“Chazeer fissel kosher” is a clever yiddish expression, which chides the pig for trying to pass itself off as kosher when in fact it is as treif as it gets. For an animal to be rendered kosher it first has to meet the fundamental criterion of having split hooves and chew its cud. The pig having cleft hooves and obvious to the eye tries to present itself as kosher, since chewing its cud isn’t a noticeable and an obvious characteristic. But the wiliness of the pig doesn’t go unnoticed and is reminded that it would be kosher had it chewed its cud. To my rebbe, the Conservative movement (rightly or wrongly) was like the proverbial pig. The movement tried to pass itself off as committed to the halchic process but in fact misrepresented itself by concealing the fact that they weren’t totally committed to it in the same fashion that was of the Orthodox. As the pig didn’t chew its cud neither did the Conservative movement conform to halachic Judaism. The Reform movement on the other hand, called a spade a spade. Their modus opperendi was to be clear as to where they stood in respect to halacha. They weren’t looking for acceptance among the halachic community. They rejected halachic Judaism and would perform intermarriages without the necessity of seeking loopholes or fictitious conversions, as the Conservative rabbis were wont to do.

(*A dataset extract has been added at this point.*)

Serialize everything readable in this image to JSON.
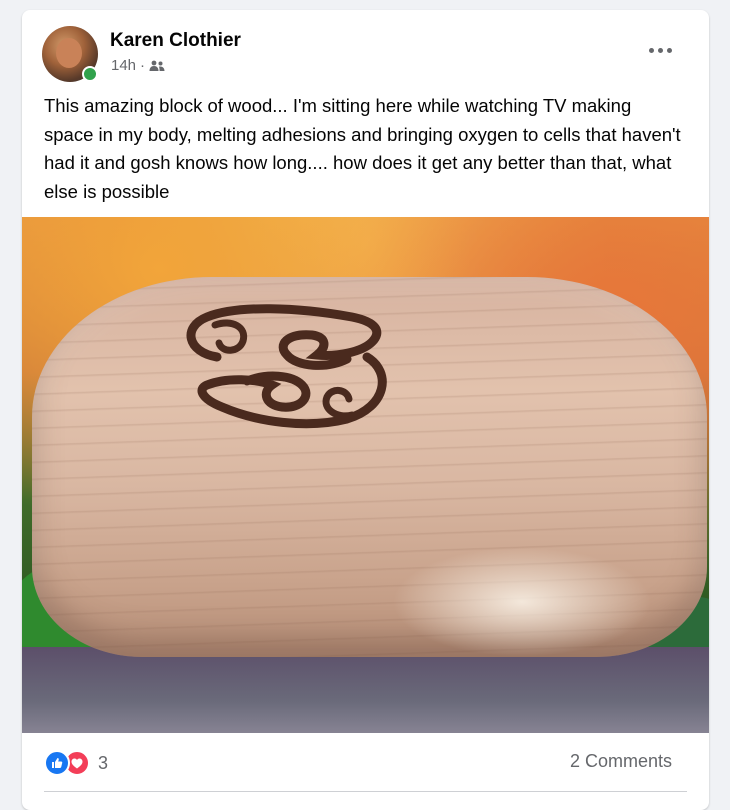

My rebbe’s answer, simplistic as it seemed was actually profound and taught me a lesson on how to view the world. Had our rabbis learned this lesson well perhaps they would have had different take on the personality differences between Isaac and Essau. Essau was what he was. There was no mistaking him for anything but a hunter. He was taken advantage of by Jacob who presented himself to Essau in a kind and gentle light, not revealing his true intent. While Essau knew no guile, Jacob was a master of deception, knowing how and when to exploit a situation to his benefit. Thus when it was time to present himself to his blind father for the blessings it was without compunction that he disguised himself in animal skins to take on the physical characteristics of his brother. Who was Jacob? It is difficult to really know the man Jacob and what he represented at that particular moment in history.

Bibi, (unlike the New York Times editorial board) apparently learned long ago the very same lesson that my rebbe taught me. Hamas is our sworn enemy and they don’t try to sugar coat their ultimate aim to obliterate us. The Palestinian Authority on the other hand isn’t willing to reveal its intent although we know too well what their real intentions are. Bibi understands this and in his own vernacular probably refers to the PA as the chazeer fissel kosher. Too bad the New York Times hasn’t learned this lesson.